The BeneLex project addresses the question: can benefit-sharing address the equity deficit within the green economy? It aims to investigate the conceptual and practical dimensions of benefit-sharing – a legal tool seeking to equitably allocate among different stakeholders economic as well as also socio-cultural and environmental advantages arising from the conservation and sustainable use of natural resources, or from their regulation.
The project thus explores benefit-sharing as an under-theorised and little-implemented regulatory approach to address inter-related global environmental challenges (such as climate change, biodiversity loss, land degradation and the protection of the marine environment) by accommodating the special circumstances, cultural preferences and vulnerabilities of developing countries and of indigenous peoples and local communities in transitioning to the green economy.
The BeneLex project ("Benefit-sharing for an equitable transition to the green economy - the role of law") is funded through a European Research Council Starting Grant made to Elisa Morgera running for five years from 1 November 2013.
Benefit-sharing is employed in a variety of international legal instruments on environmental protection, human rights and corporate accountability (see your mind maps) but there persists a remarkable lack of clarity as to what benefit-sharing exactly entails, how it applies and whether there is just one benefit-sharing concept or many.
Does it require sharing research results, profits or technology? And/or does it require legal recognition of traditional access to lands or opportunities for the shared management of natural resources? This uncertainty may be regarded, on the one hand, as the product of the fragmentation of relevant international efforts, and on the other hand, as the result of limited scholarly reflection on the overall scope and broad implications of benefit-sharing within and across international regimes.
Meanwhile, a burgeoning transnational practice has emerged on benefit-sharing in connection with the use of “biocultural community protocols,” through which indigenous peoples and local communities express their understanding of the most culturally and biologically appropriate form of benefit-sharing in a specific local context. These protocols form the basis for communities’ cooperation with governments and private companies.
They operate at the intersection of communities’ customary laws, international environmental and human rights law, national and transnational law. The complex, multi-level legal developments concerning benefit-sharing are yet to be fully analysed –let alone informed – by legal scholarship. The BeneLex project will be the first systematic evaluation of the conceptualisations and operationalisations of benefit-sharing as a tool for equitable change.
Why the green economy?
The green economy provides a frame for the evaluation of the conceptual and practical dimensions of benefit-sharing. The idea of green economy emphasises opportunities for business development, job creation and public-sector savings that may arise from environmental management; and also calls for a synergetic approach to tackling climate, biodiversity and energy crises.

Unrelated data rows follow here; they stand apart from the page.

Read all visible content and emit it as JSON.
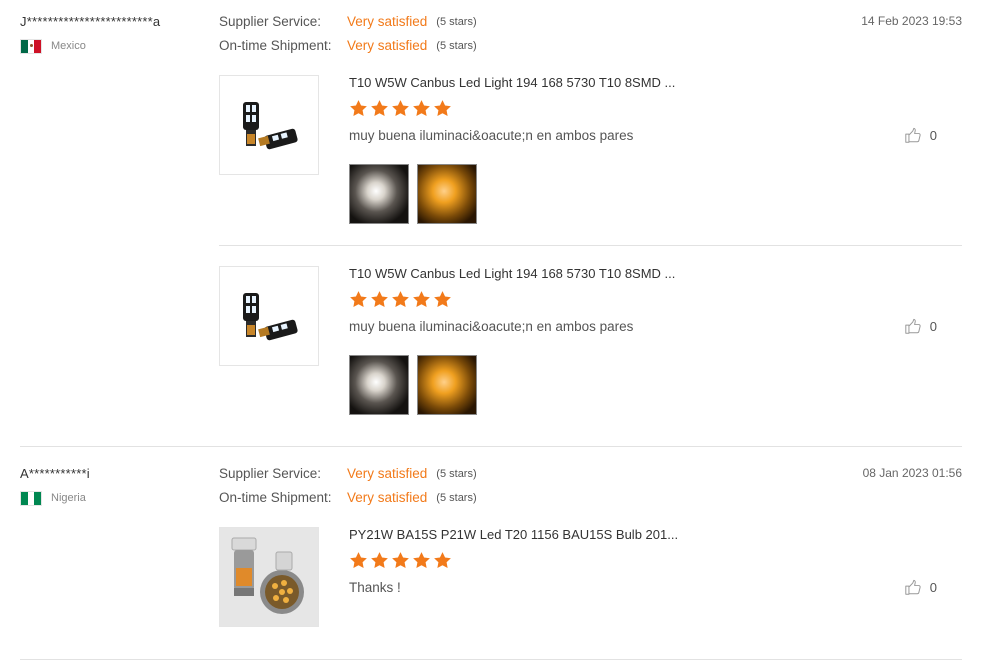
{
  "labels": {
    "supplier_service": "Supplier Service:",
    "ontime_shipment": "On-time Shipment:"
  },
  "colors": {
    "accent": "#f27a1a",
    "text": "#333333",
    "muted": "#888888"
  },
  "reviews": [
    {
      "user": "J************************a",
      "country": "Mexico",
      "flag": [
        "#006847",
        "#ffffff",
        "#ce1126"
      ],
      "date": "14 Feb 2023 19:53",
      "supplier_service": {
        "value": "Very satisfied",
        "stars": "(5 stars)"
      },
      "ontime_shipment": {
        "value": "Very satisfied",
        "stars": "(5 stars)"
      },
      "items": [
        {
          "title": "T10 W5W Canbus Led Light 194 168 5730 T10 8SMD ...",
          "rating": 5,
          "comment": "muy buena iluminaci&oacute;n  en ambos pares",
          "likes": "0",
          "thumb_icon": "t10-led-bulb-image"
        },
        {
          "title": "T10 W5W Canbus Led Light 194 168 5730 T10 8SMD ...",
          "rating": 5,
          "comment": "muy buena iluminaci&oacute;n  en ambos pares",
          "likes": "0",
          "thumb_icon": "t10-led-bulb-image"
        }
      ]
    },
    {
      "user": "A***********i",
      "country": "Nigeria",
      "flag": [
        "#008751",
        "#ffffff",
        "#008751"
      ],
      "date": "08 Jan 2023 01:56",
      "supplier_service": {
        "value": "Very satisfied",
        "stars": "(5 stars)"
      },
      "ontime_shipment": {
        "value": "Very satisfied",
        "stars": "(5 stars)"
      },
      "items": [
        {
          "title": "PY21W BA15S P21W Led T20 1156 BAU15S Bulb 201...",
          "rating": 5,
          "comment": "Thanks !",
          "likes": "0",
          "thumb_icon": "py21w-led-bulb-image"
        }
      ]
    }
  ]
}
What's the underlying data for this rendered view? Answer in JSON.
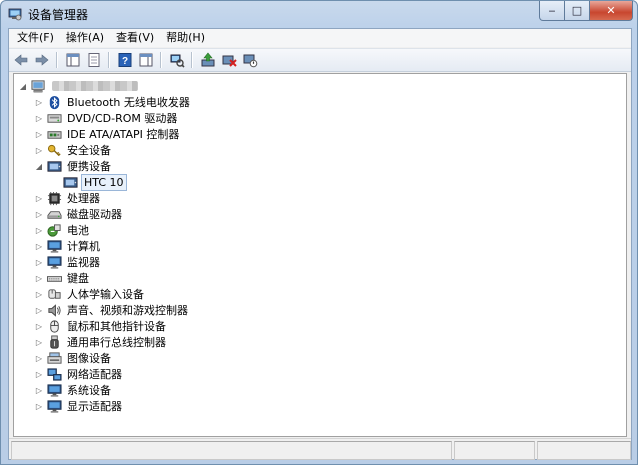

At the UN Conference on Environment and Development held in June 2012, the international community encouraged a transition to a green economy, but the details of such transition remain controversial.
In particular, fears of a profit-driven and high-tech agenda for environmental management have fuelled criticism that the green economy is not fair to developing countries that lack necessary funding and technology. In addition, concerns have arisen about the marginalisation of indigenous and local communities that contribute to environmental conservation in ways that are difficult to capture in purely economic terms.
Focusing on these equity concerns, the project will determine whether benefit-sharing can serve to reframe the green economy as an opportunity to mainstream equity across different international environmental regimes both among and within States. Among States, the project will assess whether and how benefit-sharing can contribute to ensuring equitable solutions to environmental challenges that facilitate consensus between developed and developing countries.
Within States, the project will assess whether and how benefit-sharing can contribute to the respect by governments and by business operators of the human rights of indigenous peoples and local communities in the conservation and sustainable use of natural resources. Both dimensions will aim to clarify whether and how benefit-sharing can provide a concrete and constructive way forward when conflicts arise among competing environmental objectives or between environmental and equity concerns.
What are we focusing on?
The BeneLex project aims to reply to the following questions:
- What does benefit-sharing mean across different international regimes (biodiversity, climate change, land and agriculture, oceans, human rights)?
- To what extent and under which conditions does benefit-sharing support equity and the protection of human rights in the transition to the green economy across key inter-related sectors of international environmental regulation?
- How does benefit-sharing develop and operate at the intersection of international, transnational and national law and the customary law of local communities and indigenous peoples (global environmental law)?
- What are the roles and responsibilities of transnational legal advisors (NGOs and bilateral cooperation partners) in an equitable transition to the green economy?